● **WORK ITEM**:
Set down, in full, every record in the block.

Data about app and page elements
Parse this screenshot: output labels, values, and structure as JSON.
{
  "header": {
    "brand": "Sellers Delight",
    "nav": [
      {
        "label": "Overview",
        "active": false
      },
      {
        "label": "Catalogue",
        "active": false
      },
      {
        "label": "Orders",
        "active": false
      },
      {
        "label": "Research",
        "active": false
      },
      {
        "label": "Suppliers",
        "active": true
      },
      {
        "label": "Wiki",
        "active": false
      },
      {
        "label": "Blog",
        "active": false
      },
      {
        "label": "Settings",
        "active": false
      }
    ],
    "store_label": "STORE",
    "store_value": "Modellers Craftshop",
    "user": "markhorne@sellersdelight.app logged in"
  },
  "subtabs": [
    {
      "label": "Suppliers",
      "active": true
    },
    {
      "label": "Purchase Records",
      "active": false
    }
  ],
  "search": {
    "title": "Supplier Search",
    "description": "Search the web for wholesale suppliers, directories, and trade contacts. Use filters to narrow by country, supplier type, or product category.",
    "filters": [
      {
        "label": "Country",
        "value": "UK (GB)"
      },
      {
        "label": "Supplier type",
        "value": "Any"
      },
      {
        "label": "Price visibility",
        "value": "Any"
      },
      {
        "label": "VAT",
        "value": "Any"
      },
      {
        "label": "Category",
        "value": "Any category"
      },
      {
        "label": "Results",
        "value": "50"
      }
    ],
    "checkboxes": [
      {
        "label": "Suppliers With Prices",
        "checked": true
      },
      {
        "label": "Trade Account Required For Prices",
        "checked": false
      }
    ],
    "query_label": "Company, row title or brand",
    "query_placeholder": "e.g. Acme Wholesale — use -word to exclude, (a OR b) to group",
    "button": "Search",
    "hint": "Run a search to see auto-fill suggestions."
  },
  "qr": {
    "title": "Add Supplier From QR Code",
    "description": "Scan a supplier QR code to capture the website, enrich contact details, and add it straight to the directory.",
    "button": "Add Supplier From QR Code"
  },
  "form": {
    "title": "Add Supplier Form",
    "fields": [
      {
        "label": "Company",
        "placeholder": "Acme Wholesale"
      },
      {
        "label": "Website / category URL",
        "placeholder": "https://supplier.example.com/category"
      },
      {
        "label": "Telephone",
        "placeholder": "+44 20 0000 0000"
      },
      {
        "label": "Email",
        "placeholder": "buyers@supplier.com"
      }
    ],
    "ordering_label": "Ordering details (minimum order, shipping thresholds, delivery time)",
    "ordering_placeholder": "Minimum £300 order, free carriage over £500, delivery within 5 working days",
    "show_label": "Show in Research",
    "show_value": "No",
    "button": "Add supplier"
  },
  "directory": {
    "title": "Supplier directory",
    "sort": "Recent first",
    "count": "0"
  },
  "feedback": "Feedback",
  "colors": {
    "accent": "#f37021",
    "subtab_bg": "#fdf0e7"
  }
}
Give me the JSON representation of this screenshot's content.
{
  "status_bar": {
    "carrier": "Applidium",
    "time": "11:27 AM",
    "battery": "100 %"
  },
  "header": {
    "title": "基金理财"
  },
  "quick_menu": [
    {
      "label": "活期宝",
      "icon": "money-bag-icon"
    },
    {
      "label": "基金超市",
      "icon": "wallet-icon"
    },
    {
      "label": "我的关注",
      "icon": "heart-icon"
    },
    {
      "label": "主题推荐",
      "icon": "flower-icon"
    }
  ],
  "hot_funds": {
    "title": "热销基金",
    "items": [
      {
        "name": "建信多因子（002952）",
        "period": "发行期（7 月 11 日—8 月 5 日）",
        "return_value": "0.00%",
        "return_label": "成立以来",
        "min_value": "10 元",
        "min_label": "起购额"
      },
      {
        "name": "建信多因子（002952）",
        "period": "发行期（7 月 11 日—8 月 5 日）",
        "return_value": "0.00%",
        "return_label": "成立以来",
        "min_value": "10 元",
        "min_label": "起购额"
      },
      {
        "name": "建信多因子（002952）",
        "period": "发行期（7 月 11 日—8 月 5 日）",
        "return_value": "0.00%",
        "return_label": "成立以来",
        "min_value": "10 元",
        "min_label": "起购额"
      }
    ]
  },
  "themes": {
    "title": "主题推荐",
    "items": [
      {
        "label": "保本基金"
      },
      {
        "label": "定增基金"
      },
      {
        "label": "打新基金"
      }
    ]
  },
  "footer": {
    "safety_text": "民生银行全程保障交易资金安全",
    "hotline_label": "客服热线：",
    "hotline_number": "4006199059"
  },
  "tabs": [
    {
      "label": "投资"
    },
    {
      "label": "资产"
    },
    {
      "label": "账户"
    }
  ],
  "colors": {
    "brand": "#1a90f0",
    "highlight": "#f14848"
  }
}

● **REPLY TO THE TASK**:
Parse this screenshot: output labels, values, and structure as JSON.
{
  "header": {
    "brand": "Sellers Delight",
    "nav": [
      {
        "label": "Overview",
        "active": false
      },
      {
        "label": "Catalogue",
        "active": false
      },
      {
        "label": "Orders",
        "active": false
      },
      {
        "label": "Research",
        "active": false
      },
      {
        "label": "Suppliers",
        "active": true
      },
      {
        "label": "Wiki",
        "active": false
      },
      {
        "label": "Blog",
        "active": false
      },
      {
        "label": "Settings",
        "active": false
      }
    ],
    "store_label": "STORE",
    "store_value": "Modellers Craftshop",
    "user": "markhorne@sellersdelight.app logged in"
  },
  "subtabs": [
    {
      "label": "Suppliers",
      "active": true
    },
    {
      "label": "Purchase Records",
      "active": false
    }
  ],
  "search": {
    "title": "Supplier Search",
    "description": "Search the web for wholesale suppliers, directories, and trade contacts. Use filters to narrow by country, supplier type, or product category.",
    "filters": [
      {
        "label": "Country",
        "value": "UK (GB)"
      },
      {
        "label": "Supplier type",
        "value": "Any"
      },
      {
        "label": "Price visibility",
        "value": "Any"
      },
      {
        "label": "VAT",
        "value": "Any"
      },
      {
        "label": "Category",
        "value": "Any category"
      },
      {
        "label": "Results",
        "value": "50"
      }
    ],
    "checkboxes": [
      {
        "label": "Suppliers With Prices",
        "checked": true
      },
      {
        "label": "Trade Account Required For Prices",
        "checked": false
      }
    ],
    "query_label": "Company, row title or brand",
    "query_placeholder": "e.g. Acme Wholesale — use -word to exclude, (a OR b) to group",
    "button": "Search",
    "hint": "Run a search to see auto-fill suggestions."
  },
  "qr": {
    "title": "Add Supplier From QR Code",
    "description": "Scan a supplier QR code to capture the website, enrich contact details, and add it straight to the directory.",
    "button": "Add Supplier From QR Code"
  },
  "form": {
    "title": "Add Supplier Form",
    "fields": [
      {
        "label": "Company",
        "placeholder": "Acme Wholesale"
      },
      {
        "label": "Website / category URL",
        "placeholder": "https://supplier.example.com/category"
      },
      {
        "label": "Telephone",
        "placeholder": "+44 20 0000 0000"
      },
      {
        "label": "Email",
        "placeholder": "buyers@supplier.com"
      }
    ],
    "ordering_label": "Ordering details (minimum order, shipping thresholds, delivery time)",
    "ordering_placeholder": "Minimum £300 order, free carriage over £500, delivery within 5 working days",
    "show_label": "Show in Research",
    "show_value": "No",
    "button": "Add supplier"
  },
  "directory": {
    "title": "Supplier directory",
    "sort": "Recent first",
    "count": "0"
  },
  "feedback": "Feedback",
  "colors": {
    "accent": "#f37021",
    "subtab_bg": "#fdf0e7"
  }
}
Give me the JSON representation of this screenshot's content.
{
  "status_bar": {
    "carrier": "Applidium",
    "time": "11:27 AM",
    "battery": "100 %"
  },
  "header": {
    "title": "基金理财"
  },
  "quick_menu": [
    {
      "label": "活期宝",
      "icon": "money-bag-icon"
    },
    {
      "label": "基金超市",
      "icon": "wallet-icon"
    },
    {
      "label": "我的关注",
      "icon": "heart-icon"
    },
    {
      "label": "主题推荐",
      "icon": "flower-icon"
    }
  ],
  "hot_funds": {
    "title": "热销基金",
    "items": [
      {
        "name": "建信多因子（002952）",
        "period": "发行期（7 月 11 日—8 月 5 日）",
        "return_value": "0.00%",
        "return_label": "成立以来",
        "min_value": "10 元",
        "min_label": "起购额"
      },
      {
        "name": "建信多因子（002952）",
        "period": "发行期（7 月 11 日—8 月 5 日）",
        "return_value": "0.00%",
        "return_label": "成立以来",
        "min_value": "10 元",
        "min_label": "起购额"
      },
      {
        "name": "建信多因子（002952）",
        "period": "发行期（7 月 11 日—8 月 5 日）",
        "return_value": "0.00%",
        "return_label": "成立以来",
        "min_value": "10 元",
        "min_label": "起购额"
      }
    ]
  },
  "themes": {
    "title": "主题推荐",
    "items": [
      {
        "label": "保本基金"
      },
      {
        "label": "定增基金"
      },
      {
        "label": "打新基金"
      }
    ]
  },
  "footer": {
    "safety_text": "民生银行全程保障交易资金安全",
    "hotline_label": "客服热线：",
    "hotline_number": "4006199059"
  },
  "tabs": [
    {
      "label": "投资"
    },
    {
      "label": "资产"
    },
    {
      "label": "账户"
    }
  ],
  "colors": {
    "brand": "#1a90f0",
    "highlight": "#f14848"
  }
}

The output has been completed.